#### EXERCISE PROMPT:
Please copy out every line in the records below that includes the word "value".

#### MATERIAL FOR THE TASK:
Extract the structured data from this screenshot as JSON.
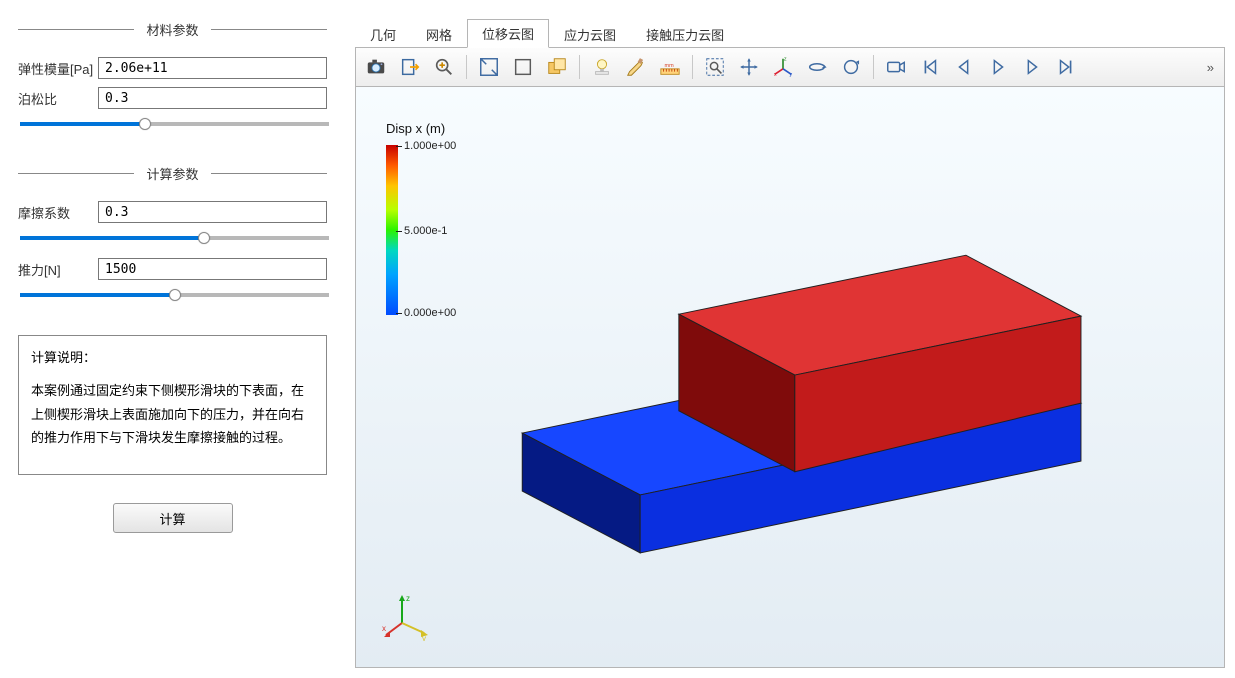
{
  "sidebar": {
    "group_material": {
      "legend": "材料参数"
    },
    "group_compute": {
      "legend": "计算参数"
    },
    "young": {
      "label": "弹性模量[Pa]",
      "value": "2.06e+11"
    },
    "poisson": {
      "label": "泊松比",
      "value": "0.3",
      "slider_percent": 40
    },
    "friction": {
      "label": "摩擦系数",
      "value": "0.3",
      "slider_percent": 60
    },
    "force": {
      "label": "推力[N]",
      "value": "1500",
      "slider_percent": 50
    },
    "description": {
      "title": "计算说明：",
      "body": "本案例通过固定约束下侧楔形滑块的下表面，在上侧楔形滑块上表面施加向下的压力，并在向右的推力作用下与下滑块发生摩擦接触的过程。"
    },
    "compute_label": "计算"
  },
  "tabs": {
    "items": [
      {
        "label": "几何"
      },
      {
        "label": "网格"
      },
      {
        "label": "位移云图"
      },
      {
        "label": "应力云图"
      },
      {
        "label": "接触压力云图"
      }
    ],
    "active_index": 2
  },
  "toolbar": {
    "overflow_glyph": "»",
    "items": [
      "camera",
      "export",
      "zoom-plus",
      "fit-box",
      "outline-box",
      "multi-box",
      "lightbulb",
      "brush",
      "ruler",
      "zoom-area",
      "pan",
      "axes",
      "rotate-y",
      "rotate-z",
      "video",
      "skip-first",
      "step-back",
      "play",
      "step-fwd",
      "skip-last"
    ]
  },
  "legend": {
    "title": "Disp x (m)",
    "ticks": [
      {
        "value": "1.000e+00",
        "pos": 0
      },
      {
        "value": "5.000e-1",
        "pos": 50
      },
      {
        "value": "0.000e+00",
        "pos": 100
      }
    ]
  },
  "colors": {
    "top_block": "#c21b1b",
    "top_block_side": "#7f0b0b",
    "top_block_top": "#e03434",
    "bottom_block": "#0a2fe0",
    "bottom_block_side": "#051a84",
    "bottom_block_top": "#1747ff",
    "edge": "#202020"
  },
  "triad": {
    "x": "x",
    "y": "y",
    "z": "z"
  }
}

#### YOUR RESPONSE:
      "value": "2.06e+11"
      "value": "0.3",
      "value": "0.3",
      "value": "1500",
        "value": "1.000e+00",
        "value": "5.000e-1",
        "value": "0.000e+00",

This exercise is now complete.